Once you’ve written down your needs, the below diagram of 20+ car models will get you going in the right direction.
Each of these diagrams is from the IIHS, so please visit their website for more information. Also, I’m not a car seat expert and I cannot vouch for the information provided. Car manufacturers can change their info at any time.
I reviewed 25 cars that are both two row and three row options. Some of the interestings findings are:
- Many car manufacturers do NOT have lower anchor latches in the third rows. This is puzzling to me as bucket seats (used for babies and infants), car seats (rear or forward facing) and booster seats (for older children) all have lower anchor clips.
- Yet, many of these third rows have back seat tethers, which clearly mean front facing car seats *can* work IF you use the seat belt. Yea, I’m confused by this logic.
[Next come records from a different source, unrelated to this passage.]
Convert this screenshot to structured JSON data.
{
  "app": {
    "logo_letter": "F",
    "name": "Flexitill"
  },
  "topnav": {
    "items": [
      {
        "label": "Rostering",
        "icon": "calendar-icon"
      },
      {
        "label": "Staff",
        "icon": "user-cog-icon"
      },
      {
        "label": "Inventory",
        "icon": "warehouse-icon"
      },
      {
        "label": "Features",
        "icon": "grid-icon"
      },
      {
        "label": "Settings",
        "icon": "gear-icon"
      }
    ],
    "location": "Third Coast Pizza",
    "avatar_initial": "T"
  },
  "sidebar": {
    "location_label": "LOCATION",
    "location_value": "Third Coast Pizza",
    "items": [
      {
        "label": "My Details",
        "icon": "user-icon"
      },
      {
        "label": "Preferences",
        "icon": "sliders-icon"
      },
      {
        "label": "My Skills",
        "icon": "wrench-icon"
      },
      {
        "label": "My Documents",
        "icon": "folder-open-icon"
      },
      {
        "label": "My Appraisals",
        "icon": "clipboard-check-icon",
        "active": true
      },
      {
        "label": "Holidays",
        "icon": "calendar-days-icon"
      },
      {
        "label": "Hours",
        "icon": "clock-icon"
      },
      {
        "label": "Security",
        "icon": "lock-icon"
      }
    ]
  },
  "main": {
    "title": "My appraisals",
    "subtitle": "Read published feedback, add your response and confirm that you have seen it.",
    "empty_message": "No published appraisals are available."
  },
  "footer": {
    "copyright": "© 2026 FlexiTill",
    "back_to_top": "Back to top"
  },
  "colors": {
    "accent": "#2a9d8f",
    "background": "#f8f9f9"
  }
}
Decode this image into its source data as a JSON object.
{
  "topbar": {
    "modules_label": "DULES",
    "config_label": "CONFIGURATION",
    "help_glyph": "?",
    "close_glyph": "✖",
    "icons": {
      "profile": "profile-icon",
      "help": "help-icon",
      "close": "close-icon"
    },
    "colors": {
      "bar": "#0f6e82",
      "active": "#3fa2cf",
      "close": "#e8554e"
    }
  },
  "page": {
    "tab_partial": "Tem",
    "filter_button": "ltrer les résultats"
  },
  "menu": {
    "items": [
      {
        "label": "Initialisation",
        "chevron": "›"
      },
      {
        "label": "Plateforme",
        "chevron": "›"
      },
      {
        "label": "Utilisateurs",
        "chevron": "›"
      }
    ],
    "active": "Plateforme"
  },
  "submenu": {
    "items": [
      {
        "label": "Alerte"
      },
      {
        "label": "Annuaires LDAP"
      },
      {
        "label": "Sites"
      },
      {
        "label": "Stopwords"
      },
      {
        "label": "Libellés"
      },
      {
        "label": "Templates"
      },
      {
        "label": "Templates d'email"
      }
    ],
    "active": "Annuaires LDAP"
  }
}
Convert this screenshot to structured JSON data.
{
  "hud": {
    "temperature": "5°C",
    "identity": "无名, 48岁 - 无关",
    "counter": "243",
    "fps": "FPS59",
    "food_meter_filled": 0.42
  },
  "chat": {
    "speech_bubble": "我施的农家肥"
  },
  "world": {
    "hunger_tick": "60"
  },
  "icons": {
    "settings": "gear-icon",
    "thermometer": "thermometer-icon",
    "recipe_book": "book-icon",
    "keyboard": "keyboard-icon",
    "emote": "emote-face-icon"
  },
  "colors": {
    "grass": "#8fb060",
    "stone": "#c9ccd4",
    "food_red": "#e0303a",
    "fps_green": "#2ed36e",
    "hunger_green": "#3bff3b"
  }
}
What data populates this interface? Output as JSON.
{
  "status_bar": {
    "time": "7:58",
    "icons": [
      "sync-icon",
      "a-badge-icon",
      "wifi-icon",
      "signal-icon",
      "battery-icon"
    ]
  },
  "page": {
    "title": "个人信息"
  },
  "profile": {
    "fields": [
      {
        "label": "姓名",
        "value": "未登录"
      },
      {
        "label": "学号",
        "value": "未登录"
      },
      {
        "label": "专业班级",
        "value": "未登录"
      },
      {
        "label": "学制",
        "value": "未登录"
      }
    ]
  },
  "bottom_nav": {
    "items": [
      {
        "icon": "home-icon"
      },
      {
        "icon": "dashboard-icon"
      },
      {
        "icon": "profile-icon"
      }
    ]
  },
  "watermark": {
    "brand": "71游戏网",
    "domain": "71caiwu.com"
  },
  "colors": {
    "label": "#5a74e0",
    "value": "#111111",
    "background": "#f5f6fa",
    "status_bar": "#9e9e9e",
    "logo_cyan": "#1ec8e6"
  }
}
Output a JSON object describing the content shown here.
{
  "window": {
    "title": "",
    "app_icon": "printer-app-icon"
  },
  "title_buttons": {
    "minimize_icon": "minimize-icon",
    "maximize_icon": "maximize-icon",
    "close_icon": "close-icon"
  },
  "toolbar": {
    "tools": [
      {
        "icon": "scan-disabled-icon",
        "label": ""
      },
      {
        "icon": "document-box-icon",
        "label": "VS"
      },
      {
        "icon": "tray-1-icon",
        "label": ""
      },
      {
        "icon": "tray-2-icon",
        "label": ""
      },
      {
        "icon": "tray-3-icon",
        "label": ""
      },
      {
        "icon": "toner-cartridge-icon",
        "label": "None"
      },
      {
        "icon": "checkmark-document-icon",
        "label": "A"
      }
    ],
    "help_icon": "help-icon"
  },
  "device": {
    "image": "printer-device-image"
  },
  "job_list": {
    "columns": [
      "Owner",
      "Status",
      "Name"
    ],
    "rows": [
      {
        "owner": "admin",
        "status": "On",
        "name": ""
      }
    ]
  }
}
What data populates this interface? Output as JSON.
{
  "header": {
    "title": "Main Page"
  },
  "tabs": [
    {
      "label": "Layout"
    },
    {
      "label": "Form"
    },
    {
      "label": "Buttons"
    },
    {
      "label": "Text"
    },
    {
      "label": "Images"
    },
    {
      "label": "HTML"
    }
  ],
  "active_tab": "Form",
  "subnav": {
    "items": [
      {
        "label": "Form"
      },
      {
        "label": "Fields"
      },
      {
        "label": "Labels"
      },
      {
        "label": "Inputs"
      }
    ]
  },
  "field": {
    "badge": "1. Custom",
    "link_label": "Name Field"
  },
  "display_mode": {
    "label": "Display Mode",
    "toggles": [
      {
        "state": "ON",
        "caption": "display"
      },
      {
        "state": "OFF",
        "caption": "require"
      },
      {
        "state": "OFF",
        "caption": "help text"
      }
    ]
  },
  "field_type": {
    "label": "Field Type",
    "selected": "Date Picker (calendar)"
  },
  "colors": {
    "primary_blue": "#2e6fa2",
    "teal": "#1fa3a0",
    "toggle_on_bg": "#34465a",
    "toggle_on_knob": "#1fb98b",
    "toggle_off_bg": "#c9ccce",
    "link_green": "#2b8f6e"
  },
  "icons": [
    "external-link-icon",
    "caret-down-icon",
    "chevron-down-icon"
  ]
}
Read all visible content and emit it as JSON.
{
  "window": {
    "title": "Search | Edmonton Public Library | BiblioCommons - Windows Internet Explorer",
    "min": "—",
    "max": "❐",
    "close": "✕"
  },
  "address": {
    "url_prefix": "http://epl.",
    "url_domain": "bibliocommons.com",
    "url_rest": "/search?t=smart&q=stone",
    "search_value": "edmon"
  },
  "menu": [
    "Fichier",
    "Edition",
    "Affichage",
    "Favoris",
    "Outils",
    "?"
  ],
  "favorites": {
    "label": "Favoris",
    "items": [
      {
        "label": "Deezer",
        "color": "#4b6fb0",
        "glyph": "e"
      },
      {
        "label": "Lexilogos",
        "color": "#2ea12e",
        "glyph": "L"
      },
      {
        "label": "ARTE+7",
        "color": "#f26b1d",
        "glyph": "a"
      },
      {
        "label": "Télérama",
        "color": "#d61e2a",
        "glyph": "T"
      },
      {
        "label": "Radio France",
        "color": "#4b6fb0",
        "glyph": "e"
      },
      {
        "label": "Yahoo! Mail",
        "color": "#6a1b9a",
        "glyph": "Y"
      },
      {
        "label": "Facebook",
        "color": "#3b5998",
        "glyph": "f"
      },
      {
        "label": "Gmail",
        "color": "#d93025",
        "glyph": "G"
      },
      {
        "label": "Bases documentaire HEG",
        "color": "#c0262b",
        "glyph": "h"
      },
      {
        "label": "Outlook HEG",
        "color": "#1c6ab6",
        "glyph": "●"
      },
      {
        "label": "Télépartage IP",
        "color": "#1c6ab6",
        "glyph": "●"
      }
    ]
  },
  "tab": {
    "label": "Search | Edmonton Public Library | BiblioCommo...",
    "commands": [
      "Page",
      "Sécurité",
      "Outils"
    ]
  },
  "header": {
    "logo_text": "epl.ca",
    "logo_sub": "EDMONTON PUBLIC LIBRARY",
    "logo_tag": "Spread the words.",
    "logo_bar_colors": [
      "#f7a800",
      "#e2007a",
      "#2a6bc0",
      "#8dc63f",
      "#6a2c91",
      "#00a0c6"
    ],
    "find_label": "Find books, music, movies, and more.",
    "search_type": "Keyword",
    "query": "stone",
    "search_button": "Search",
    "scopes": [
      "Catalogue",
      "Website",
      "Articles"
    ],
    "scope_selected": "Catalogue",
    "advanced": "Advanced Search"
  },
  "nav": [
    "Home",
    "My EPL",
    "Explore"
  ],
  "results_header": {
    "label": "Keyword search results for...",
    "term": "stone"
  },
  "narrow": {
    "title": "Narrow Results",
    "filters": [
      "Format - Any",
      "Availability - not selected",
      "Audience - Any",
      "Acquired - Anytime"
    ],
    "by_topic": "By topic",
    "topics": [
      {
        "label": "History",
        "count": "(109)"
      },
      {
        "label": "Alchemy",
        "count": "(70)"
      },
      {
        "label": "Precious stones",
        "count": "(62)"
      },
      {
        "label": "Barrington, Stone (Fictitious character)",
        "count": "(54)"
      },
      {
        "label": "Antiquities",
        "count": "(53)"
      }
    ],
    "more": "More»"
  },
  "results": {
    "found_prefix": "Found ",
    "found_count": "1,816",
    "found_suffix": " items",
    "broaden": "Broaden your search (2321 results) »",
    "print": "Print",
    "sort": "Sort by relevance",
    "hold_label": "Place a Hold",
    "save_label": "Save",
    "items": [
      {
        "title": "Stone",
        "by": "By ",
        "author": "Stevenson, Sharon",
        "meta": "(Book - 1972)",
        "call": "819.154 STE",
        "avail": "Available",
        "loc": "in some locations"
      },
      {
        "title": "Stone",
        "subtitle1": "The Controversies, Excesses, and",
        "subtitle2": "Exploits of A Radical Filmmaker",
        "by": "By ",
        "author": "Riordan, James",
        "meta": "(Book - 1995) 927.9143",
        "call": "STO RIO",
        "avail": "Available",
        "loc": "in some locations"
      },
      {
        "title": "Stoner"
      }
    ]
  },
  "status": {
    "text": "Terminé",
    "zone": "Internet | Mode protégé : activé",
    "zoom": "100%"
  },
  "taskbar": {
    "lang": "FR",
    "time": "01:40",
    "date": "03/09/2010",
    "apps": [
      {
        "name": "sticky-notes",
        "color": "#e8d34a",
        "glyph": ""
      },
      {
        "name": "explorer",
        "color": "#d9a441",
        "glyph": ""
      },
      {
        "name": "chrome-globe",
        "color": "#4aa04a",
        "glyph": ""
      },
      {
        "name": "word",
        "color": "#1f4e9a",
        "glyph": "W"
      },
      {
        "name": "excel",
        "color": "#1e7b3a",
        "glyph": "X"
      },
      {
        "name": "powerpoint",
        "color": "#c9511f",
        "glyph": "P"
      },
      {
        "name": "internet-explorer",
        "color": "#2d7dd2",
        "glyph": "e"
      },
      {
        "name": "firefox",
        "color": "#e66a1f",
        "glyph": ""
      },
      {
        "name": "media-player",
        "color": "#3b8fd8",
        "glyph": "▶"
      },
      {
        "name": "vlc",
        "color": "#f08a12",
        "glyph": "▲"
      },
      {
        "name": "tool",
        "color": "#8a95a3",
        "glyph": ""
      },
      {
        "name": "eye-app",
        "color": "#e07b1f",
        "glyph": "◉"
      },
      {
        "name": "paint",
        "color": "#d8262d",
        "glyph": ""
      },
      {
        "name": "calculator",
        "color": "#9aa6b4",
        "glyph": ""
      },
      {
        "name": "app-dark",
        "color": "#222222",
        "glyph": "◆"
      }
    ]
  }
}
- Fiver seater cars do not usually have the rear middle seat with lower anchors. This means that slot needs to be a booster or a front facing car seat using a seat belt.
- Subaru as a car manufacturer is a winner hands down for all the larger car models. Personally, I dislike the interior finishing quality, but by golly, they know how to put down car seats.
- The Audi Q7 is the only car model that has lower anchors and backseat tethers for EVERY car seat slot. (If there is another model out there, please let me know!)
The list of popular car models and their car seat options
2019 Acura MDX
2019 Audi Q3
2019 Audi Q5
2019 Audi Q7
2019 BMW X-5
2017 Chevrolet Tahoe
2017 Chevrolet Traverse
2017 Chevrolet Suburban
2019 Ford Edge
2019 Ford Escape
2017 Ford Expedition
2019 Ford Explorer
2019 Ford Flex
2019 Honda CR-V
2019 Honda Odyssey
2019 Kia Sedona
2019 Mazda CX-5
2019 Mazda CX-9
2019 Mitsubishi Outlander
2019 Subaru Ascent
2019 Toyota Sienna – Not as versatile as the Honda Odyssey for car seat position, the Sienna does a better job than most other SUVs. Oh, and it comes in all wheel drive option too.
2019 Toyota 4Runner
2019 Subaru Outback
2019 Subaru Forrester
2019 Volvo XC-90
Any reason why the Lincoln Navigator was not taken into comparison?
Hi Poonam! Only reasons I didn’t include the Navigator is that I honestly haven’t the had time to research more into it because it’s not one of the top selling vehicles for 7 passengers. Also, the price tag put its at and above the Audi Q7, so it definitely is a luxury marketed car.
However, I would love to review it so if time permits, it’s on my list.
Would you please suggest a compact suv best for family with single child.
We have a sedan and it doesn’t hv much features in it yet we are happy but now looking for Suv for safety reasons.
We have Honda CRV in mind , what do u think?
Also we are thinking on Mazda CX5 or Santa fe sport.
Which one you would go for?
Those are all great options. You have the most flexibility when it comes to just one child (therefore one car seat configuration). I recommend test driving all the cars and deciding which drives best for you.